This article was originally published in the Friday July 23rd 2010 edition of the Lake Tahoe paper, the Sierra Sun.
My wife Lisa and I just returned from a fantastic bicycling holiday in the Andalucía region of southern Spain. We rode on single-lane mountain roads from Grenada to Cordoba, through the Spanish Sierra Nevada and the Mediterranean coast. We had such a wonderful time, I thought I’d summarize the best parts and provide a few tips to hopefully encourage some of you to try something like it.
Traveling through a country by bicycle allows you to smell, taste, touch, feel and experience the country in ways you can’t from a car. Bicycles travel fast enough to allow you to cover a decent amount of ground and see a variety of places, but slow enough to immerse you in the region, allowing you to experience everything it has to offer.
“The road less traveled” is typically the best route for a bicycle. As a result, we typically found ourselves exploring tiny mountain villages and stopping in obscure, out-of-the-way bars for mid-afternoon libations to experience towns we would have otherwise passed right by. The town of Baena is the perfect example.
We came across Baena, the self-proclaimed capital of Spain’s olive-growing region, after riding all day through rolling hills covered in symmetrical groves of centuries-old olive trees. The plowed chalky white soil between the trees provided a stunning contrast to the dark green olive trees. The town is perfectly picturesque — a classic Spanish town, complete with Moorish ruins, Christopher Columbus-era catholic churches, streets too narrow to accommodate most American cars, and a town square full of children playing in the fountain.
We headed for the most inviting café on the square and ordered a Fanta Limon and una Cerveza.
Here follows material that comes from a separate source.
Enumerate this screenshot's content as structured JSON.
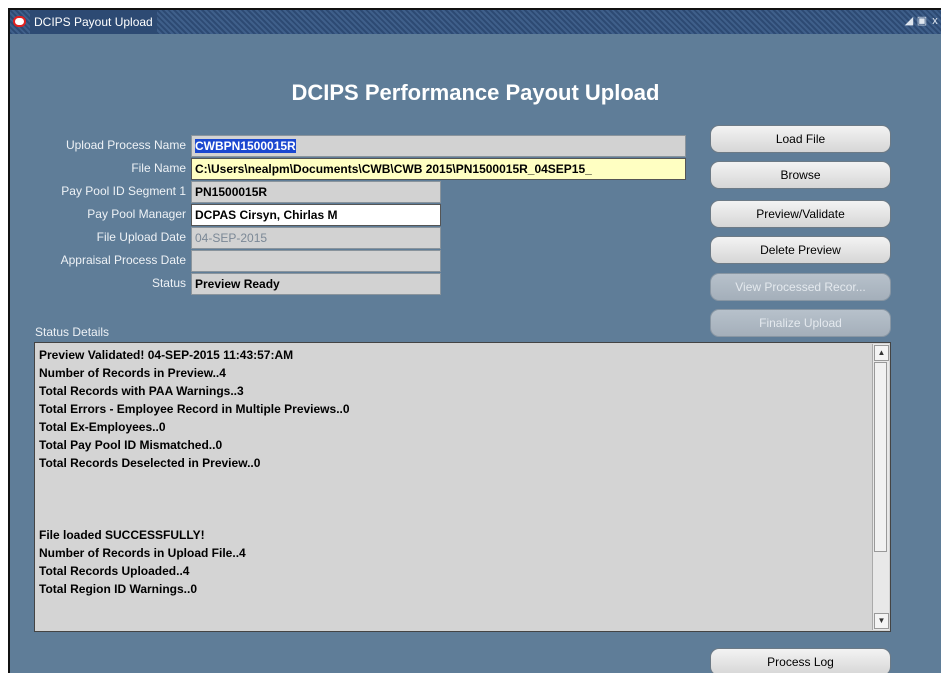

The custom in southern Spain is for all drink orders to be accompanied by a small snack or tapas. Therefore, after working up a thirst and appetite touring the ruins, we checked out at least four more café/bars in order to adequately sample all the regional tapas offerings: manchego cheese, cured ham, sausages, fried fish, cured olives, calamari, mushroom sandwiches, egg/potato frittata … the list goeson.
Taking a bicycling holiday is much easier than you might think. Getting there is easy; international flights do not charge checked-luggage fees, even for oversize bicycles. Getting around is easy; public transportation is much more popular than in the U.S., is easily accessible and very safe. Traveling light is easy; we each had one cycling outfit and one street-clothes outfit and all of our clothes fit into one small pannier each (bike bags that fit on the sides of the rear rack on my bike).
May is a great time to go. The weather was pleasant and not yet too hot. Tourist attractions and hotels are all open, but not yet swarmed and overcrowded. We didn’t make a single hotel reservation, instead trusting in our ability to find available hospitality in whichever town we decided to stop that night.
Planning a bicycle holiday is so easy that it doesn’t take much more planning than going for a day ride from your house. If it’s easy for someone like me who typically plans his vacations by reading the guidebook on the plane flight there, it will surely be easy for you!
Team rider Conrad Snover is the author of this week’s Cyclepaths/Wild Cherries Racing column. Cyclepaths/Wild Cherries Racing (www.cwcracing.org) is a Truckee-based cycling team focused on racing and local bike advocacy.